Given information =
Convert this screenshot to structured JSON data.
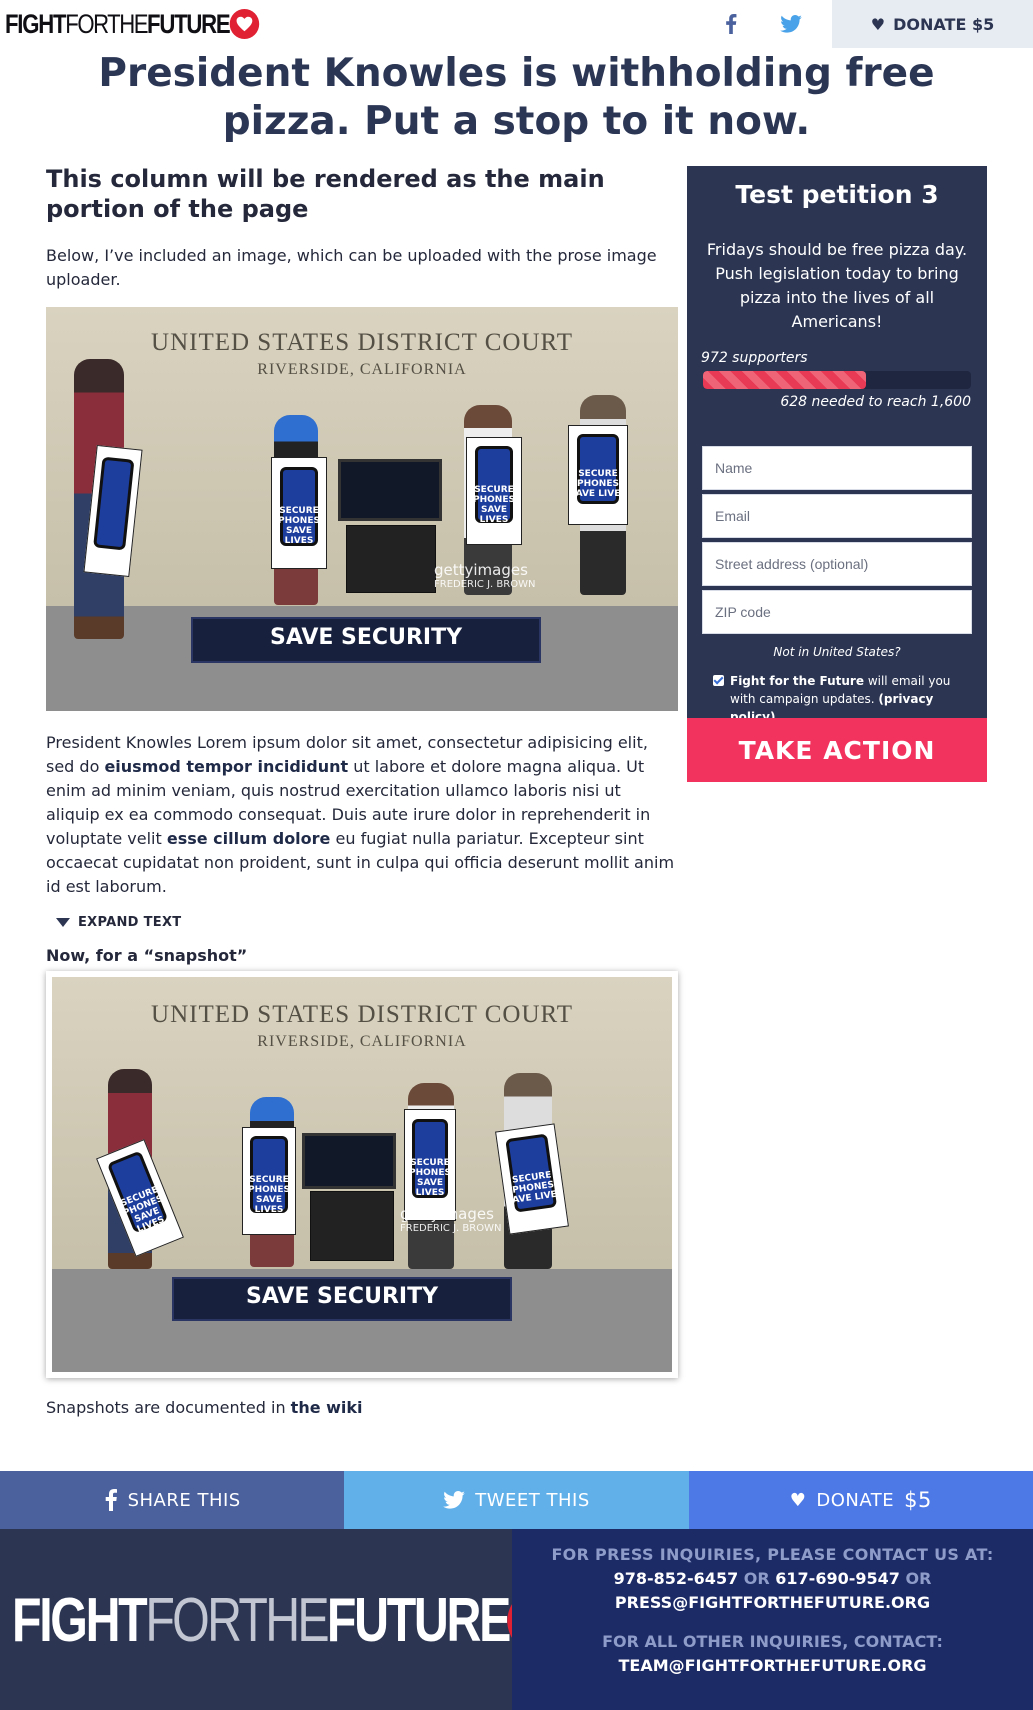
{
  "header": {
    "logo_text_bold1": "FIGHT",
    "logo_text_thin": "FORTHE",
    "logo_text_bold2": "FUTURE",
    "facebook_icon": "facebook-icon",
    "twitter_icon": "twitter-icon",
    "donate_label": "DONATE $5"
  },
  "headline": "President Knowles is withholding free pizza. Put a stop to it now.",
  "main": {
    "title": "This column will be rendered as the main portion of the page",
    "intro": "Below, I’ve included an image, which can be uploaded with the prose image uploader.",
    "photo": {
      "sign_line1": "UNITED STATES DISTRICT COURT",
      "sign_line2": "RIVERSIDE, CALIFORNIA",
      "poster_text": "SECURE PHONES SAVE LIVES",
      "mat_text": "SAVE SECURITY",
      "watermark": "gettyimages",
      "credit": "FREDERIC J. BROWN"
    },
    "body": {
      "p1": "President Knowles Lorem ipsum dolor sit amet, consectetur adipisicing elit, sed do ",
      "b1": "eiusmod tempor incididunt",
      "p2": " ut labore et dolore magna aliqua. Ut enim ad minim veniam, quis nostrud exercitation ullamco laboris nisi ut aliquip ex ea commodo consequat. Duis aute irure dolor in reprehenderit in voluptate velit ",
      "b2": "esse cillum dolore",
      "p3": " eu fugiat nulla pariatur. Excepteur sint occaecat cupidatat non proident, sunt in culpa qui officia deserunt mollit anim id est laborum."
    },
    "expand_label": "EXPAND TEXT",
    "snapshot_label": "Now, for a “snapshot”",
    "snapshot_caption_prefix": "Snapshots are documented in ",
    "snapshot_caption_link": "the wiki"
  },
  "petition": {
    "title": "Test petition 3",
    "description": "Fridays should be free pizza day. Push legislation today to bring pizza into the lives of all Americans!",
    "supporters_text": "972 supporters",
    "needed_text": "628 needed to reach 1,600",
    "progress": 0.6075,
    "fields": {
      "name": "Name",
      "email": "Email",
      "street": "Street address (optional)",
      "zip": "ZIP code"
    },
    "not_us": "Not in United States?",
    "optin_org": "Fight for the Future",
    "optin_text": " will email you with campaign updates. ",
    "optin_link": "(privacy policy)",
    "submit_label": "TAKE ACTION"
  },
  "sharebar": {
    "share_label": "SHARE THIS",
    "tweet_label": "TWEET THIS",
    "donate_label": "DONATE",
    "donate_amount": "$5"
  },
  "footer": {
    "logo_bold1": "FIGHT",
    "logo_thin": "FORTHE",
    "logo_bold2": "FUTURE",
    "press_title": "FOR PRESS INQUIRIES, PLEASE CONTACT US AT:",
    "phone1": "978-852-6457",
    "or": "OR",
    "phone2": "617-690-9547",
    "press_email": "PRESS@FIGHTFORTHEFUTURE.ORG",
    "other_title": "FOR ALL OTHER INQUIRIES, CONTACT:",
    "other_email": "TEAM@FIGHTFORTHEFUTURE.ORG"
  },
  "colors": {
    "navy": "#2c3653",
    "accent_red": "#f2335e",
    "facebook": "#4a619e",
    "twitter": "#62b0ea",
    "donate": "#4c79e6",
    "footer_right": "#1c2a66"
  }
}
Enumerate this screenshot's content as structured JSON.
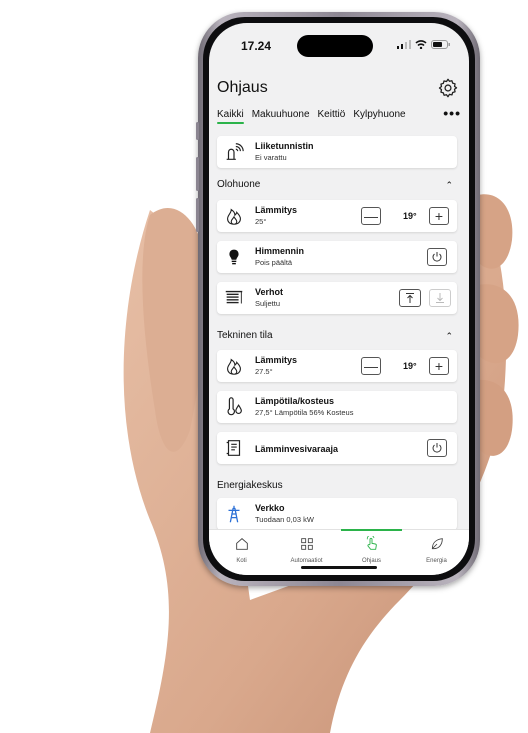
{
  "status": {
    "time": "17.24"
  },
  "header": {
    "title": "Ohjaus",
    "settings_icon": "gear-icon"
  },
  "tabs": [
    {
      "label": "Kaikki",
      "active": true
    },
    {
      "label": "Makuuhuone",
      "active": false
    },
    {
      "label": "Keittiö",
      "active": false
    },
    {
      "label": "Kylpyhuone",
      "active": false
    }
  ],
  "tabs_more": "•••",
  "motion": {
    "name": "Liiketunnistin",
    "status": "Ei varattu",
    "icon": "motion-sensor-icon"
  },
  "olohuone": {
    "title": "Olohuone",
    "heating": {
      "name": "Lämmitys",
      "status": "25°",
      "setpoint": "19°",
      "minus": "—",
      "plus": "+"
    },
    "dimmer": {
      "name": "Himmennin",
      "status": "Pois päältä"
    },
    "curtains": {
      "name": "Verhot",
      "status": "Suljettu"
    }
  },
  "tekninen": {
    "title": "Tekninen tila",
    "heating": {
      "name": "Lämmitys",
      "status": "27.5°",
      "setpoint": "19°",
      "minus": "—",
      "plus": "+"
    },
    "climate": {
      "name": "Lämpötila/kosteus",
      "status": "27,5° Lämpötila 56% Kosteus"
    },
    "boiler": {
      "name": "Lämminvesivaraaja"
    }
  },
  "energia": {
    "title": "Energiakeskus",
    "grid": {
      "name": "Verkko",
      "status": "Tuodaan 0,03 kW"
    }
  },
  "nav": [
    {
      "label": "Koti",
      "icon": "home-icon",
      "active": false
    },
    {
      "label": "Automaatiot",
      "icon": "grid-icon",
      "active": false
    },
    {
      "label": "Ohjaus",
      "icon": "touch-icon",
      "active": true
    },
    {
      "label": "Energia",
      "icon": "leaf-icon",
      "active": false
    }
  ],
  "colors": {
    "accent": "#2bb34a",
    "background": "#f1f1f2",
    "card": "#ffffff"
  }
}
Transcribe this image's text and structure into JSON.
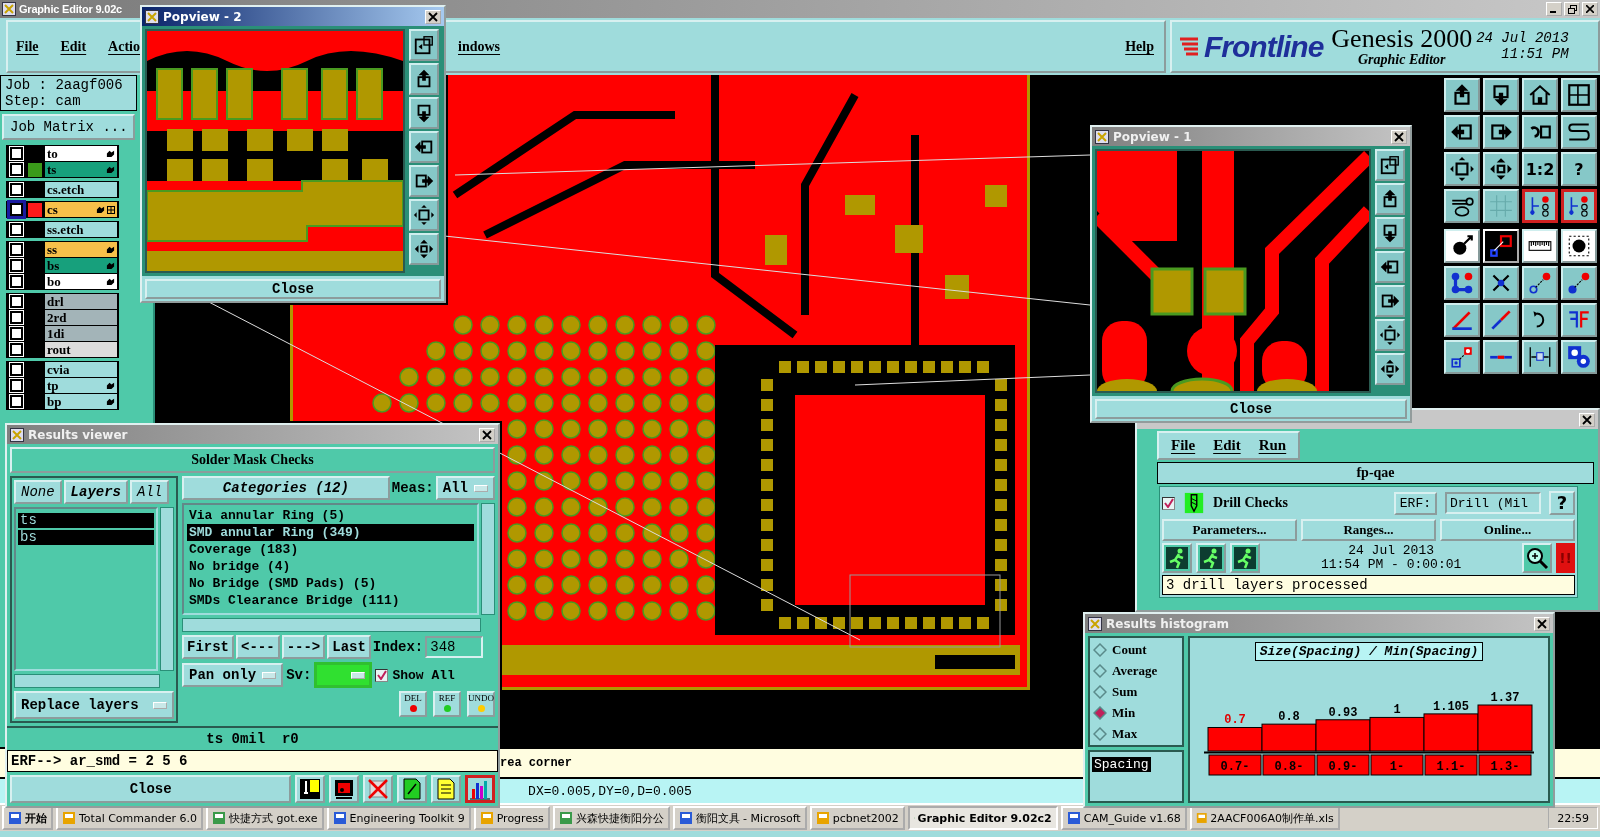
{
  "window": {
    "title": "Graphic Editor 9.02c"
  },
  "menu": {
    "left": [
      "File",
      "Edit",
      "Actio"
    ],
    "middle": [
      "indows"
    ],
    "right": [
      "Help"
    ]
  },
  "brand": {
    "logo": "Frontline",
    "product": "Genesis 2000",
    "subtitle": "Graphic Editor",
    "date": "24 Jul 2013",
    "time": "11:51 PM"
  },
  "job": {
    "job": "Job : 2aagf006",
    "step": "Step: cam",
    "matrix_button": "Job Matrix ..."
  },
  "layer_groups": [
    [
      {
        "name": "to",
        "kind": "silk_screen",
        "affected": true,
        "selected": false,
        "checked": false
      },
      {
        "name": "ts",
        "kind": "solder_mask",
        "affected": true,
        "selected": false,
        "checked": false,
        "color": "#3a9a1a"
      }
    ],
    [
      {
        "name": "cs.etch",
        "kind": "document",
        "affected": false,
        "selected": false,
        "checked": false
      }
    ],
    [
      {
        "name": "cs",
        "kind": "signal",
        "affected": true,
        "selected": true,
        "checked": false,
        "color": "#ff1a1a"
      }
    ],
    [
      {
        "name": "ss.etch",
        "kind": "document",
        "affected": false,
        "selected": false,
        "checked": false
      }
    ],
    [
      {
        "name": "ss",
        "kind": "signal",
        "affected": true,
        "selected": false,
        "checked": false
      },
      {
        "name": "bs",
        "kind": "solder_mask",
        "affected": true,
        "selected": false,
        "checked": false
      },
      {
        "name": "bo",
        "kind": "silk_screen",
        "affected": true,
        "selected": false,
        "checked": false
      }
    ],
    [
      {
        "name": "drl",
        "kind": "drill",
        "affected": false,
        "selected": false,
        "checked": false
      },
      {
        "name": "2rd",
        "kind": "drill",
        "affected": false,
        "selected": false,
        "checked": false
      },
      {
        "name": "1di",
        "kind": "drill",
        "affected": false,
        "selected": false,
        "checked": false
      },
      {
        "name": "rout",
        "kind": "rout",
        "affected": false,
        "selected": false,
        "checked": false
      }
    ],
    [
      {
        "name": "cvia",
        "kind": "document",
        "affected": false,
        "selected": false,
        "checked": false
      },
      {
        "name": "tp",
        "kind": "document",
        "affected": true,
        "selected": false,
        "checked": false
      },
      {
        "name": "bp",
        "kind": "document",
        "affected": true,
        "selected": false,
        "checked": false
      }
    ]
  ],
  "tools": [
    {
      "kind": "box-up"
    },
    {
      "kind": "box-down"
    },
    {
      "kind": "house"
    },
    {
      "kind": "window-grid"
    },
    {
      "kind": "box-left"
    },
    {
      "kind": "box-right"
    },
    {
      "kind": "undo-box"
    },
    {
      "kind": "s-curve"
    },
    {
      "kind": "fit"
    },
    {
      "kind": "pan"
    },
    {
      "kind": "label",
      "label": "1:2"
    },
    {
      "kind": "label",
      "label": "?"
    },
    {
      "kind": "wrench"
    },
    {
      "kind": "grid"
    },
    {
      "kind": "net"
    },
    {
      "kind": "net"
    },
    {
      "kind": "pad-arrow"
    },
    {
      "kind": "measure"
    },
    {
      "kind": "ruler"
    },
    {
      "kind": "pad-dotted"
    },
    {
      "kind": "nodes"
    },
    {
      "kind": "cross"
    },
    {
      "kind": "link-red"
    },
    {
      "kind": "link-blue"
    },
    {
      "kind": "angle"
    },
    {
      "kind": "diag-line"
    },
    {
      "kind": "rotate"
    },
    {
      "kind": "mirror"
    },
    {
      "kind": "square-link"
    },
    {
      "kind": "bar-line"
    },
    {
      "kind": "dimension"
    },
    {
      "kind": "blobs"
    }
  ],
  "popview_2": {
    "title": "Popview - 2",
    "close": "Close"
  },
  "popview_1": {
    "title": "Popview - 1",
    "close": "Close"
  },
  "status": {
    "message": "rea corner",
    "coordinates": "DX=0.005,DY=0,D=0.005"
  },
  "results_viewer": {
    "title": "Results viewer",
    "header": "Solder Mask Checks",
    "none_button": "None",
    "layers_label": "Layers",
    "all_button": "All",
    "layers": [
      {
        "name": "ts",
        "selected": true
      },
      {
        "name": "bs",
        "selected": true
      }
    ],
    "categories_button": "Categories (12)",
    "meas_label": "Meas:",
    "meas_value": "All",
    "categories": [
      {
        "label": "Via annular Ring (5)",
        "selected": false
      },
      {
        "label": "SMD annular Ring (349)",
        "selected": true
      },
      {
        "label": "Coverage (183)",
        "selected": false
      },
      {
        "label": "No bridge (4)",
        "selected": false
      },
      {
        "label": "No Bridge (SMD Pads) (5)",
        "selected": false
      },
      {
        "label": "SMDs Clearance Bridge (111)",
        "selected": false
      }
    ],
    "nav": [
      "First",
      "<---",
      "--->",
      "Last"
    ],
    "index_label": "Index:",
    "index_value": "348",
    "pan_mode": "Pan only",
    "sv_label": "Sv:",
    "show_all": {
      "label": "Show All",
      "checked": true
    },
    "replace_button": "Replace layers",
    "edit_buttons": [
      "DEL",
      "REF",
      "UNDO"
    ],
    "status": "ts 0mil  r0",
    "erf": "ERF--> ar_smd = 2 5 6",
    "close": "Close"
  },
  "checklist": {
    "menu": [
      "File",
      "Edit",
      "Run"
    ],
    "title": "fp-qae",
    "check": {
      "name": "Drill Checks",
      "checked": true
    },
    "erf_label": "ERF:",
    "erf_value": "Drill (Mil",
    "help": "?",
    "buttons": [
      "Parameters...",
      "Ranges...",
      "Online..."
    ],
    "date": "24 Jul 2013",
    "time": "11:54 PM - 0:00:01",
    "alert": "!!",
    "message": "3 drill layers processed"
  },
  "histogram": {
    "title": "Results histogram",
    "modes": [
      {
        "label": "Count",
        "selected": false
      },
      {
        "label": "Average",
        "selected": false
      },
      {
        "label": "Sum",
        "selected": false
      },
      {
        "label": "Min",
        "selected": true
      },
      {
        "label": "Max",
        "selected": false
      }
    ],
    "measures": [
      {
        "label": "Spacing",
        "selected": true
      }
    ],
    "chart_data": {
      "type": "bar",
      "title": "Size(Spacing) / Min(Spacing)",
      "categories": [
        "0.7-",
        "0.8-",
        "0.9-",
        "1-",
        "1.1-",
        "1.3-"
      ],
      "values": [
        0.7,
        0.8,
        0.93,
        1,
        1.105,
        1.37
      ],
      "data_labels": true
    }
  },
  "taskbar": [
    {
      "label": "开始",
      "selected": false
    },
    {
      "label": "Total Commander 6.0",
      "selected": false
    },
    {
      "label": "快捷方式 got.exe",
      "selected": false
    },
    {
      "label": "Engineering Toolkit 9",
      "selected": false
    },
    {
      "label": "Progress",
      "selected": false
    },
    {
      "label": "兴森快捷衡阳分公",
      "selected": false
    },
    {
      "label": "衡阳文具 - Microsoft",
      "selected": false
    },
    {
      "label": "pcbnet2002",
      "selected": false
    },
    {
      "label": "Graphic Editor 9.02c2",
      "selected": true
    },
    {
      "label": "CAM_Guide v1.68",
      "selected": false
    },
    {
      "label": "2AACF006A0制作单.xls",
      "selected": false
    }
  ],
  "clock": "22:59"
}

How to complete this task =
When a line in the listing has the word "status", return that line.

Result for this task =
  "status": {
    "status": "Ei varattu",
      "status": "25°",
      "status": "Pois päältä"
      "status": "Suljettu"
      "status": "27.5°",
      "status": "27,5° Lämpötila 56% Kosteus"
      "status": "Tuodaan 0,03 kW"
  "status": {
    "status": "ts 0mil  r0",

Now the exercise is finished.